Where will new homes be built, and what kind?
With hybrid work schedules becoming the norm and commuting no longer as relevant, Yun predicts the suburban market will remain strong. He expects growth in areas with rising populations, including the Carolinas, Florida, Texas and Tennessee. Backing up his prediction, Nanayakkara-Skillington of NAHB says 50 percent of new single-family construction is in the South — and Southern markets scored big in Bankrate’s recent Housing Heat Index as well.

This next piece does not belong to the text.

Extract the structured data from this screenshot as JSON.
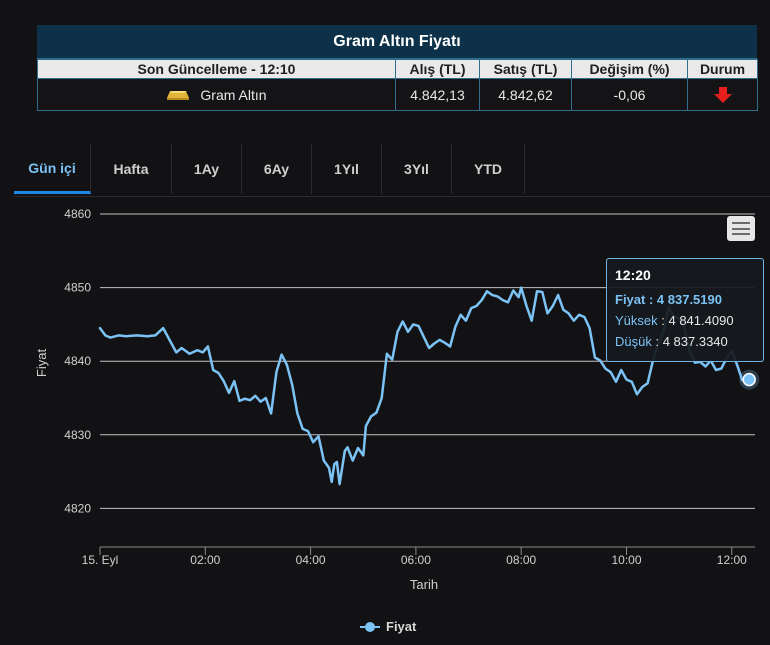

The number of single-family homes under construction decreased at the end of 2022. In contrast, the number of multi-family homes under construction has increased over the last few years, says Feeney, who credits this growth in part to their lower price tags and the pressure on municipalities to relieve shortages and provide more affordable housing. Still, with high mortgage rates and inflationary building material prices, Nanayakkara-Skillington expects the multi-family market’s growth to stabilize within a few years, with the number of new housing starts decreasing 8 percent in 2023, and another 5 percent in 2024.